Neuroscience

08/28/2014 - 11:00

Until the last few decades, the frontal lobes of the brain were shrouded in mystery and erroneously thought of as nonessential for normal function—hence the frequent use of lobotomies in the early 20th century to treat psychiatric disorders. Now a review publishing August 28 in the Cell Press journal Neuron highlights groundbreaking studies of patients with brain damage that reveal how distinct areas of the frontal lobes are critical for a person’s ability to learn, multitask, control their emotions, socialize, and make real-life decisions. The findings have helped experts rehabilitate patients experiencing damage to this region of the brain.

 

08/28/2014 - 08:24

Scientists at The Scripps Research Institute (TSRI) have solved the mystery of why a specific signaling pathway can be associated with alcohol dependence. This signaling pathway is regulated by a gene, called neurofibromatosis type 1 (Nf1), which TSRI scientists found is linked with excessive drinking in mice. The new research shows Nf1 regulates gamma-aminobutyric acid (GABA), a neurotransmitter that lowers anxiety and increases feelings of relaxation.

 

08/22/2014 - 09:34

Howard Hughes Medical Institute (HHMI) scientists have developed a strategy for finding disease-causing mutations that lurk in only a small fraction of the body's cells. Such mutations can cause significant problems, but cannot be detected with traditional methods of genetic testing, as well as newer, more costly genome sequencing technologies.

 

08/18/2014 - 14:08

Schizophrenia is among the most severe forms of mental illness, yet some people with the disease are as happy as those in good physical and mental health according to a study led by researchers at the University of California, San Diego School of Medicine.

 

08/11/2014 - 08:37
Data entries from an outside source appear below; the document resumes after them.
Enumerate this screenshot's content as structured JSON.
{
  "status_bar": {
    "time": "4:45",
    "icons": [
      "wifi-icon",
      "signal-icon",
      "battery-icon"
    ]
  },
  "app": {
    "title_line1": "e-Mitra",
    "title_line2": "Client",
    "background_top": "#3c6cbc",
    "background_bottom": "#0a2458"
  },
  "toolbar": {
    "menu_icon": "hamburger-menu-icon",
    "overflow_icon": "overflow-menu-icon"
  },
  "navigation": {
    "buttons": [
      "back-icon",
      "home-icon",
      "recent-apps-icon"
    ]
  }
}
While neurons normally fail to regenerate after spinal cord injuries, neurons formed from human induced pluripotent stem cells (iPSCs) that were grafted into rats with such injuries displayed remarkable growth throughout the length of the animals’ central nervous system. What’s more, the iPSCs were derived from skin cells taken from an 86-year-old man. The results, described in the Cell Press journal Neuron, could open up new possibilities in stimulating neuron growth in humans with spinal cord injuries.

 

08/04/2014 - 12:00
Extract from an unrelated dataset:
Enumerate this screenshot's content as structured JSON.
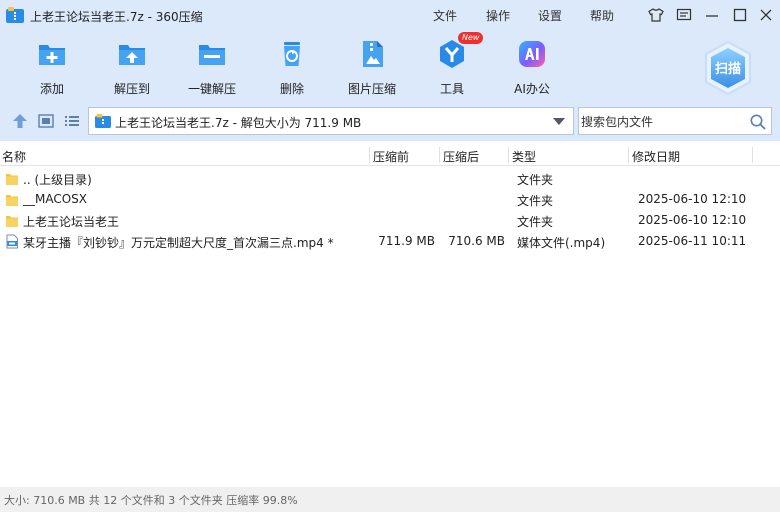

Researchers have uncovered one of the basic processes that may help to explain why some people’s thinking skills decline in old age. Age-related declines in intelligence are strongly related to declines on a very simple task of visual perception speed, the researchers report in the Cell Press journal Current Biology on August 4.